[Records from a data collection]
+===+

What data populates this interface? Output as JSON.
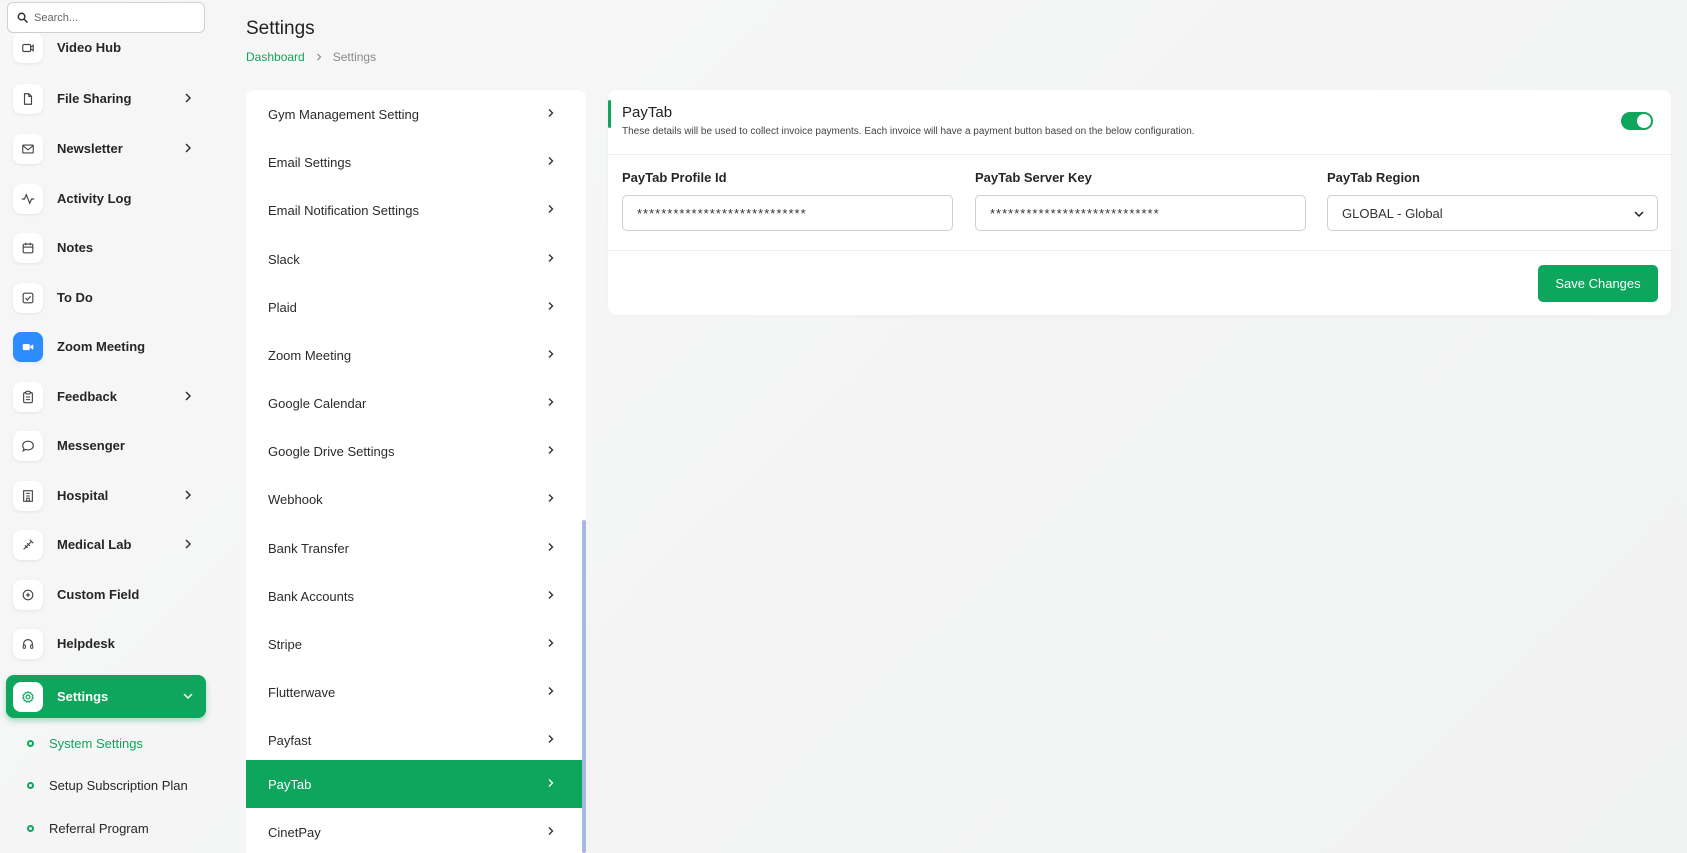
{
  "search": {
    "placeholder": "Search..."
  },
  "sidebar": {
    "items": [
      {
        "label": "Video Hub",
        "icon": "video-icon",
        "has_children": false
      },
      {
        "label": "File Sharing",
        "icon": "file-icon",
        "has_children": true
      },
      {
        "label": "Newsletter",
        "icon": "mail-icon",
        "has_children": true
      },
      {
        "label": "Activity Log",
        "icon": "activity-icon",
        "has_children": false
      },
      {
        "label": "Notes",
        "icon": "calendar-icon",
        "has_children": false
      },
      {
        "label": "To Do",
        "icon": "checkbox-icon",
        "has_children": false
      },
      {
        "label": "Zoom Meeting",
        "icon": "zoom-icon",
        "has_children": false
      },
      {
        "label": "Feedback",
        "icon": "clipboard-icon",
        "has_children": true
      },
      {
        "label": "Messenger",
        "icon": "chat-icon",
        "has_children": false
      },
      {
        "label": "Hospital",
        "icon": "building-icon",
        "has_children": true
      },
      {
        "label": "Medical Lab",
        "icon": "syringe-icon",
        "has_children": true
      },
      {
        "label": "Custom Field",
        "icon": "plus-circle-icon",
        "has_children": false
      },
      {
        "label": "Helpdesk",
        "icon": "headset-icon",
        "has_children": false
      },
      {
        "label": "Settings",
        "icon": "gear-icon",
        "has_children": true,
        "active": true
      }
    ],
    "sub_items": [
      {
        "label": "System Settings",
        "current": true
      },
      {
        "label": "Setup Subscription Plan",
        "current": false
      },
      {
        "label": "Referral Program",
        "current": false
      }
    ]
  },
  "header": {
    "title": "Settings",
    "breadcrumb": {
      "home": "Dashboard",
      "current": "Settings"
    }
  },
  "settings_menu": {
    "items": [
      "Gym Management Setting",
      "Email Settings",
      "Email Notification Settings",
      "Slack",
      "Plaid",
      "Zoom Meeting",
      "Google Calendar",
      "Google Drive Settings",
      "Webhook",
      "Bank Transfer",
      "Bank Accounts",
      "Stripe",
      "Flutterwave",
      "Payfast",
      "PayTab",
      "CinetPay"
    ],
    "active": "PayTab"
  },
  "paytab": {
    "title": "PayTab",
    "description": "These details will be used to collect invoice payments. Each invoice will have a payment button based on the below configuration.",
    "enabled": true,
    "profile_id_label": "PayTab Profile Id",
    "profile_id_value": "****************************",
    "server_key_label": "PayTab Server Key",
    "server_key_value": "****************************",
    "region_label": "PayTab Region",
    "region_value": "GLOBAL - Global",
    "save_label": "Save Changes"
  },
  "colors": {
    "accent": "#0ea55c",
    "scrollbar": "#a9b7e3",
    "zoom_brand": "#2d8cff"
  }
}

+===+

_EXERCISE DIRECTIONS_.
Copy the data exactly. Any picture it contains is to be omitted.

_RESULT_.
What data populates this interface? Output as JSON.
{
  "search": {
    "placeholder": "Search..."
  },
  "sidebar": {
    "items": [
      {
        "label": "Video Hub",
        "icon": "video-icon",
        "has_children": false
      },
      {
        "label": "File Sharing",
        "icon": "file-icon",
        "has_children": true
      },
      {
        "label": "Newsletter",
        "icon": "mail-icon",
        "has_children": true
      },
      {
        "label": "Activity Log",
        "icon": "activity-icon",
        "has_children": false
      },
      {
        "label": "Notes",
        "icon": "calendar-icon",
        "has_children": false
      },
      {
        "label": "To Do",
        "icon": "checkbox-icon",
        "has_children": false
      },
      {
        "label": "Zoom Meeting",
        "icon": "zoom-icon",
        "has_children": false
      },
      {
        "label": "Feedback",
        "icon": "clipboard-icon",
        "has_children": true
      },
      {
        "label": "Messenger",
        "icon": "chat-icon",
        "has_children": false
      },
      {
        "label": "Hospital",
        "icon": "building-icon",
        "has_children": true
      },
      {
        "label": "Medical Lab",
        "icon": "syringe-icon",
        "has_children": true
      },
      {
        "label": "Custom Field",
        "icon": "plus-circle-icon",
        "has_children": false
      },
      {
        "label": "Helpdesk",
        "icon": "headset-icon",
        "has_children": false
      },
      {
        "label": "Settings",
        "icon": "gear-icon",
        "has_children": true,
        "active": true
      }
    ],
    "sub_items": [
      {
        "label": "System Settings",
        "current": true
      },
      {
        "label": "Setup Subscription Plan",
        "current": false
      },
      {
        "label": "Referral Program",
        "current": false
      }
    ]
  },
  "header": {
    "title": "Settings",
    "breadcrumb": {
      "home": "Dashboard",
      "current": "Settings"
    }
  },
  "settings_menu": {
    "items": [
      "Gym Management Setting",
      "Email Settings",
      "Email Notification Settings",
      "Slack",
      "Plaid",
      "Zoom Meeting",
      "Google Calendar",
      "Google Drive Settings",
      "Webhook",
      "Bank Transfer",
      "Bank Accounts",
      "Stripe",
      "Flutterwave",
      "Payfast",
      "PayTab",
      "CinetPay"
    ],
    "active": "PayTab"
  },
  "paytab": {
    "title": "PayTab",
    "description": "These details will be used to collect invoice payments. Each invoice will have a payment button based on the below configuration.",
    "enabled": true,
    "profile_id_label": "PayTab Profile Id",
    "profile_id_value": "****************************",
    "server_key_label": "PayTab Server Key",
    "server_key_value": "****************************",
    "region_label": "PayTab Region",
    "region_value": "GLOBAL - Global",
    "save_label": "Save Changes"
  },
  "colors": {
    "accent": "#0ea55c",
    "scrollbar": "#a9b7e3",
    "zoom_brand": "#2d8cff"
  }
}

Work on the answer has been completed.